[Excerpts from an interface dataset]
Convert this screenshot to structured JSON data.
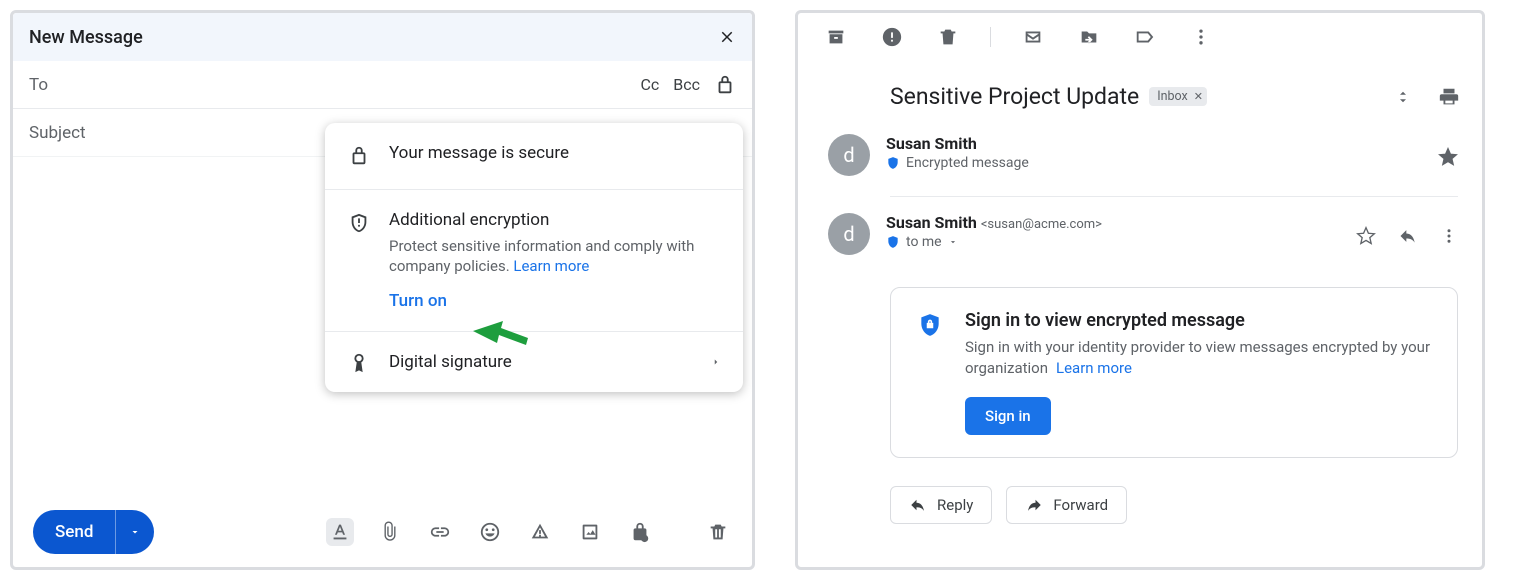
{
  "compose": {
    "title": "New Message",
    "to_label": "To",
    "cc": "Cc",
    "bcc": "Bcc",
    "subject_placeholder": "Subject",
    "send": "Send",
    "popover": {
      "secure_title": "Your message is secure",
      "enc_title": "Additional encryption",
      "enc_desc": "Protect sensitive information and comply with company policies. ",
      "learn_more": "Learn more",
      "turn_on": "Turn on",
      "dsig": "Digital signature"
    }
  },
  "read": {
    "subject": "Sensitive Project Update",
    "label": "Inbox",
    "msg1": {
      "avatar": "d",
      "sender": "Susan Smith",
      "sub": "Encrypted message"
    },
    "msg2": {
      "avatar": "d",
      "sender": "Susan Smith",
      "addr": "<susan@acme.com>",
      "to": "to me"
    },
    "enc": {
      "title": "Sign in to view encrypted message",
      "desc": "Sign in with your identity provider to view messages encrypted by your organization",
      "learn_more": "Learn  more",
      "signin": "Sign in"
    },
    "reply": "Reply",
    "forward": "Forward"
  }
}
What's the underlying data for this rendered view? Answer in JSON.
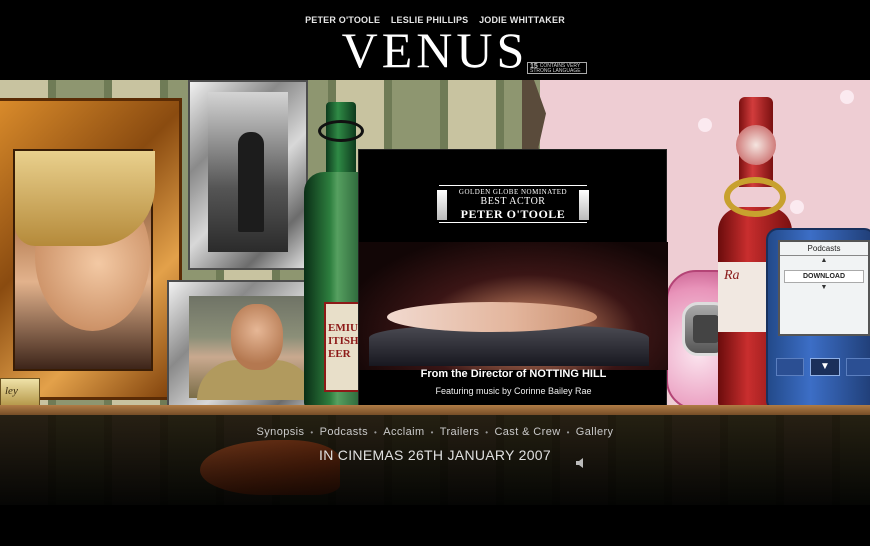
{
  "header": {
    "cast": [
      "PETER O'TOOLE",
      "LESLIE PHILLIPS",
      "JODIE WHITTAKER"
    ],
    "title": "VENUS",
    "rating": {
      "age": "15",
      "text": "CONTAINS VERY STRONG LANGUAGE"
    }
  },
  "scene": {
    "plaque_text": "ley",
    "beer_label": "EMIUM ITISH EER",
    "bottle_label": "Ra",
    "player": {
      "title": "Podcasts",
      "download_label": "DOWNLOAD",
      "up": "▲",
      "down": "▼",
      "button": "▼"
    }
  },
  "poster": {
    "award_line1": "GOLDEN GLOBE NOMINATED",
    "award_line2": "BEST ACTOR",
    "award_line3": "PETER O'TOOLE",
    "director": "From the Director of NOTTING HILL",
    "music": "Featuring music by Corinne Bailey Rae"
  },
  "nav": {
    "items": [
      "Synopsis",
      "Podcasts",
      "Acclaim",
      "Trailers",
      "Cast & Crew",
      "Gallery"
    ],
    "separator": "•"
  },
  "release": "IN CINEMAS 26TH JANUARY 2007",
  "sound_icon": "speaker-icon",
  "colors": {
    "background": "#000000",
    "accent_gold": "#c8a12e",
    "nav_text": "#c9c9c9"
  }
}
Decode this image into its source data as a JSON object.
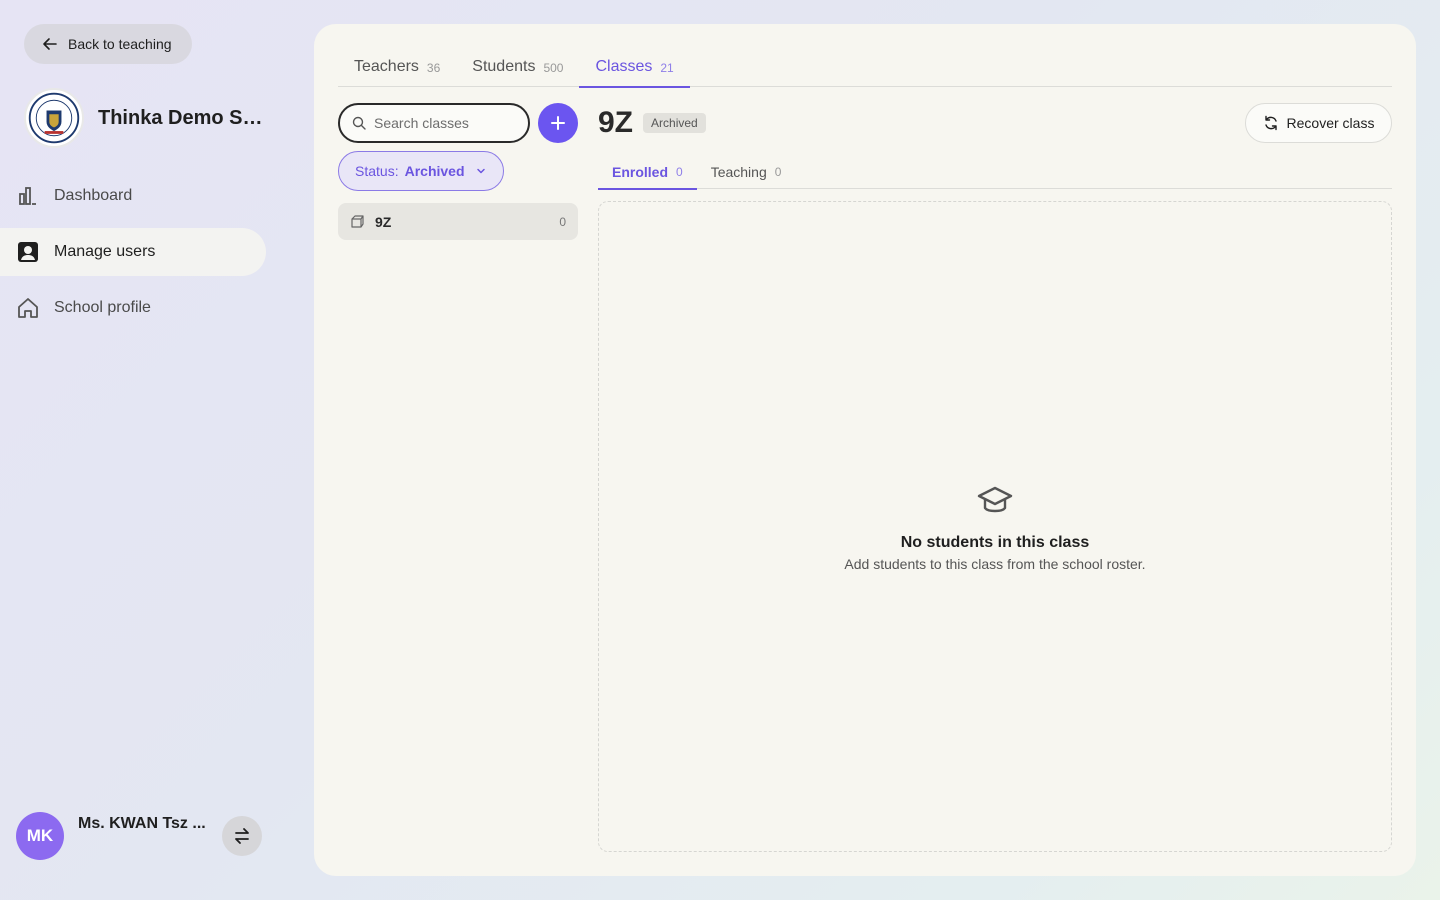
{
  "sidebar": {
    "back_label": "Back to teaching",
    "school_name": "Thinka Demo Se...",
    "nav": [
      {
        "label": "Dashboard",
        "icon": "bar-chart-icon"
      },
      {
        "label": "Manage users",
        "icon": "user-badge-icon"
      },
      {
        "label": "School profile",
        "icon": "home-icon"
      }
    ],
    "user": {
      "initials": "MK",
      "name": "Ms. KWAN Tsz ...",
      "avatar_color": "#8c6af0"
    }
  },
  "main": {
    "tabs": [
      {
        "label": "Teachers",
        "count": "36"
      },
      {
        "label": "Students",
        "count": "500"
      },
      {
        "label": "Classes",
        "count": "21"
      }
    ],
    "search_placeholder": "Search classes",
    "filter": {
      "label": "Status:",
      "value": "Archived"
    },
    "classes": [
      {
        "name": "9Z",
        "count": "0"
      }
    ],
    "detail": {
      "title": "9Z",
      "badge": "Archived",
      "recover_label": "Recover class",
      "subtabs": [
        {
          "label": "Enrolled",
          "count": "0"
        },
        {
          "label": "Teaching",
          "count": "0"
        }
      ],
      "empty_title": "No students in this class",
      "empty_subtitle": "Add students to this class from the school roster."
    },
    "accent_color": "#6b55e0"
  }
}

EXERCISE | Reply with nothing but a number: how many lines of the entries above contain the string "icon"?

EXERCISE RESPONSE | 4